Almost a lost domain! And being a BTO volunteer I had access to it today. What a gift! It was for the second half of the Breeding Bird Survey that I am privileged to carry out in this isolated spot in the middle of southern Dartmoor for the BTO.
But bluebells and marsh marigolds aside, the numbers of bird species don’t make great reading: after I had added my bird-count to the BTO website I looked up figures for past years. The last survey in 2008 shows there was a whole lot of birds we didn’t hear or see: grasshopper warbler, sedge warbler, spotted fly catcher, gold crest, greenfinch, linnet, snipe.
Admittedly, I am an amateur at this and your ear needs to be really fine-tuned to catch all the songs but. on turning to my great little BirdGuide app which plays the songs of birds beautifully, I can honestly say I never heard those. In addition, on the first occasion, I did have two RSPB friendly helpers and this morning one accompanied me.
We heard lots of willow warblers, black caps, wrens, gold finches, house martins, swallows and wagtails and many other birds but not those other ones. The numbers of meadow pipits and sky larks had increased but where were all the bog-loving birds?

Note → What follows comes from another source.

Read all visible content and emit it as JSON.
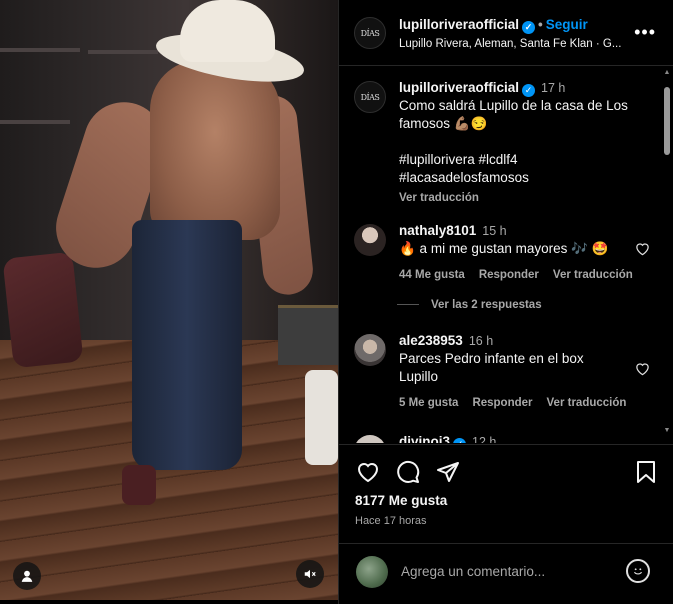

The farmer enthuses about birds too and does what he can to help them survive, planting small trees where we heard at least a willow warbler, pointing out two pairs of increasingly rare house martins. I wondered if I glimpsed a pied fly-catcher in his stand of willow but this was not corroborated!
In 2008 the BTO volunteer recorded 45 species of birds in his two visits while we recorded only 27. It wasn’t the best weather to listen out for birds today but it wasn’t blowing a gale, well, not then anyway!
Just to warn you: birds will only be singing for a few more weeks. It’s great to listen, realising there’s far more in the hedge row than you can see.
And here are some pictures of the lost domain…..